School Counsellors’ Perceptions on Working with Student High-Risk Behaviour
Keywords:school counselling, guidance counselling, educational psychology, high-risk behaviours
AbstractThe current exploratory-descriptive study used a survey design method to examine guid-ance counsellors’ and educational psychologists’ perceptions of their preparation, motiva-tion, and effectiveness in preventing, assessing, and intervening into student high-risk behaviour. The study also explored training associated with addressing high-risk behaviour along with the perceived responsibility and roles of school counsellors when faced with such behaviour. Views related to the following seven categories of high-risk behaviour were explored: (a) suicide attempts; (b) self-mutilation (e.g., cutting); (c) bullying; (d) extreme school violence (e.g., school shootings, bombings); (e) eating disorders and related behaviour (e.g., extreme exercising); (f) sexual behaviour leading to risk of HIV or other sexually transmitted infections (STIs); and (g) drug-using behaviour (e.g., IV drug use, needle sharing) leading to risk of HIV or other STIs. Implications for training, practice, and research are discussed.
How to Cite

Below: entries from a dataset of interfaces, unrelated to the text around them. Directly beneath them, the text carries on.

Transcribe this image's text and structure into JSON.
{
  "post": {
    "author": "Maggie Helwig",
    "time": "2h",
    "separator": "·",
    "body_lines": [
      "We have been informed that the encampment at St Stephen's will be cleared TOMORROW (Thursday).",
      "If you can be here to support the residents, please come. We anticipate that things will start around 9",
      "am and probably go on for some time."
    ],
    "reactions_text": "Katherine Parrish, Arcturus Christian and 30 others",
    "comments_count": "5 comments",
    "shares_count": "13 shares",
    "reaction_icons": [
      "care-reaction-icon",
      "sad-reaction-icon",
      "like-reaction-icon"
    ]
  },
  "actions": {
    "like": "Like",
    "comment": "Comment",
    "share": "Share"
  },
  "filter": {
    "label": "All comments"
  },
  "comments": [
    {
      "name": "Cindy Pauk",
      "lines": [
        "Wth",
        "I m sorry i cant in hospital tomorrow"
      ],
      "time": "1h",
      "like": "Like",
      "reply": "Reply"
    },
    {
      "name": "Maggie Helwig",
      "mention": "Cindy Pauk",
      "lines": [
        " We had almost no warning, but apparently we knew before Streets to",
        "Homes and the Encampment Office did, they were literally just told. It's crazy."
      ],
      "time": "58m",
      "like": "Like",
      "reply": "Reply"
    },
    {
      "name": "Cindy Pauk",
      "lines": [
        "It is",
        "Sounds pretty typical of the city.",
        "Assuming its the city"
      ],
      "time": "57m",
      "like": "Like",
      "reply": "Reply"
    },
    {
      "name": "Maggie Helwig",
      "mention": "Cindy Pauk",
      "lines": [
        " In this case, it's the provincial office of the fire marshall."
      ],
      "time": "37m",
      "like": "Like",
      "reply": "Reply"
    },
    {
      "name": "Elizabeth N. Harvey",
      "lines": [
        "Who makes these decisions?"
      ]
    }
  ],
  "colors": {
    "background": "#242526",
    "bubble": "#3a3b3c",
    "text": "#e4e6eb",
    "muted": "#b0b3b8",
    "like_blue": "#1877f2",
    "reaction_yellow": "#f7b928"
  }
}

Harris, G. E., & Jeffery, G. (2010). School Counsellors’ Perceptions on Working with Student High-Risk Behaviour. Canadian Journal of Counselling and Psychotherapy, 44(2). Retrieved from https://cjc-rcc.ucalgary.ca/article/view/58911